has not made a series of determinations, one of which is that the government "is continuing to
cooperate with the United States in efforts to dismantle supplier networks relating to the

acquisition of nuclear weapons related materials, including, as necessary, providing access to
Pakistani nationals associated with such networks." The section includes a national security
waiver. The bill also requires a report to Congress that includes a "description of Pakistan's
efforts to prevent proliferation of nuclear-related material and expertise" and an "assessment of

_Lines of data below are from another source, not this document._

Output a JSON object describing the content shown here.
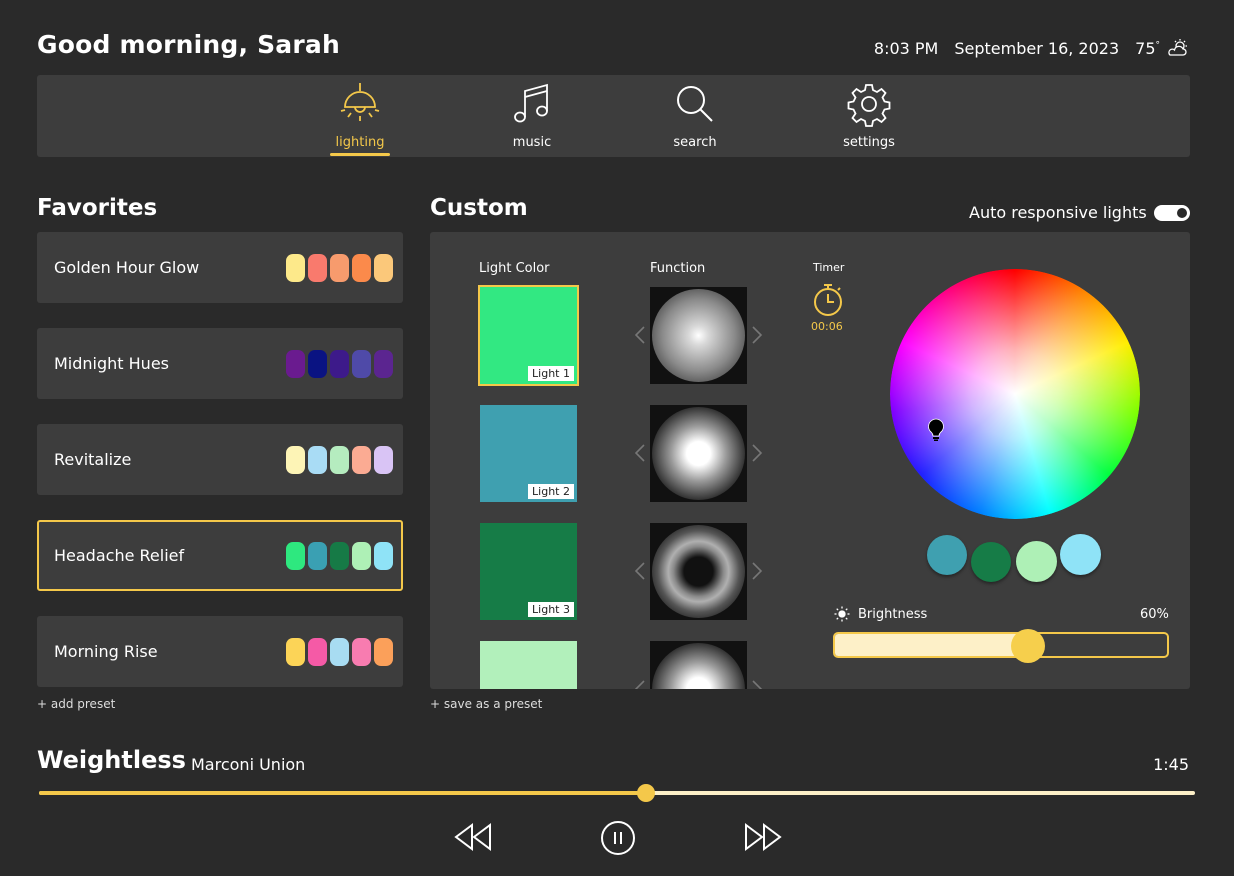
{
  "header": {
    "greeting": "Good morning, Sarah",
    "time": "8:03 PM",
    "date": "September 16, 2023",
    "temperature": "75",
    "weather_icon": "partly-cloudy-icon"
  },
  "nav": {
    "active": "lighting",
    "items": [
      {
        "id": "lighting",
        "label": "lighting",
        "icon": "lamp-icon"
      },
      {
        "id": "music",
        "label": "music",
        "icon": "music-note-icon"
      },
      {
        "id": "search",
        "label": "search",
        "icon": "search-icon"
      },
      {
        "id": "settings",
        "label": "settings",
        "icon": "gear-icon"
      }
    ]
  },
  "favorites": {
    "title": "Favorites",
    "add_label": "+ add preset",
    "selected_index": 3,
    "presets": [
      {
        "name": "Golden Hour Glow",
        "colors": [
          "#fde98a",
          "#f97a6d",
          "#f79b6d",
          "#fb8a4b",
          "#fbc87a"
        ]
      },
      {
        "name": "Midnight Hues",
        "colors": [
          "#6a1b8f",
          "#0a1382",
          "#3d1a8a",
          "#4f4aa8",
          "#5b2590"
        ]
      },
      {
        "name": "Revitalize",
        "colors": [
          "#fdf4b6",
          "#a9dcf5",
          "#b5ecbf",
          "#fbab93",
          "#d9c4f5"
        ]
      },
      {
        "name": "Headache Relief",
        "colors": [
          "#2ee87f",
          "#3aa0b3",
          "#167a46",
          "#aef0b6",
          "#8fe3f7"
        ]
      },
      {
        "name": "Morning Rise",
        "colors": [
          "#fcd457",
          "#f55aa6",
          "#a8dcf2",
          "#f87cb0",
          "#fba05a"
        ]
      }
    ]
  },
  "custom": {
    "title": "Custom",
    "auto_responsive_label": "Auto responsive lights",
    "auto_responsive_on": true,
    "save_label": "+ save as a preset",
    "light_color_header": "Light Color",
    "function_header": "Function",
    "timer_header": "Timer",
    "timer_value": "00:06",
    "lights": [
      {
        "label": "Light 1",
        "color": "#32e882",
        "selected": true,
        "function": "spot"
      },
      {
        "label": "Light 2",
        "color": "#3fa0b0",
        "selected": false,
        "function": "glow"
      },
      {
        "label": "Light 3",
        "color": "#167c47",
        "selected": false,
        "function": "ring"
      },
      {
        "label": "",
        "color": "#b2f0bb",
        "selected": false,
        "function": "glow"
      }
    ],
    "palette": [
      "#3fa0b0",
      "#167c47",
      "#aef0b6",
      "#8fe3f7"
    ],
    "brightness_label": "Brightness",
    "brightness_value": "60%",
    "brightness_fraction": 0.58
  },
  "player": {
    "title": "Weightless",
    "artist": "Marconi Union",
    "elapsed": "1:45",
    "progress": 0.525,
    "controls": [
      "rewind-icon",
      "pause-icon",
      "fast-forward-icon"
    ]
  },
  "colors": {
    "accent": "#f4c84a",
    "panel": "#3d3d3d",
    "background": "#2a2a2a"
  }
}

whether assistance provided to Pakistan pursuant to this Act has directly or indirectly aided the
expansion of Pakistan's nuclear weapons program." The committee report underlines continuing
concerns about getting full information about the activities of the Khan network and development of Pakistan's own nuclear arsenal:
Pakistan's history of nuclear development and Dr. Abdul Qadeer Khan's establishment of a

nuclear proliferation network remain a source for concern to many in the United States,
particularly since the Committee understands that representatives of the United States have
not interviewed certain individuals involved in the network. The Committee believes the
United States should continue to engage the Government of Pakistan on the network, and
should, as necessary, obtain direct access to the individuals covered by this subsection,

including Dr. Khan. The Committee also maintains strong concerns regarding recent reports
of Pakistan expansion of its nuclear arsenal. Given the expanding threat of Pakistan's
domestic insurgency, the Government of Pakistan's further development of nuclear materials
appears inconsistent with its immediate security threats and is unhelpful in the context of

efforts to strengthen U.S.-Pakistani relations.
H.R. 1886 was introduced April 2, 2009, and referred the same day to both the House Foreign
Affairs Committee and Rules Committee. The Foreign Affairs Committee reported the bill May
22, and the Rules Committee discharged it the same day. The bill was referred to the House
Armed Services Committee May 22 and discharged June 2. On June 11, the House passed H.R.

1886, which was appended to H.R. 2410, the Foreign Relations Authorization Act, Fiscal Years
2010 and 2011. H.R. 2410 has been received by the Senate and referred to the Senate Foreign
Relations Committee.
The Senate passed the Enhanced Partnership with Pakistan Act of 2009 (S. 962) unanimously on
June 24, 2009. This bill would provide aid to Pakistan but does not include conditions regarding

the nuclear nonproliferation or nuclear weapo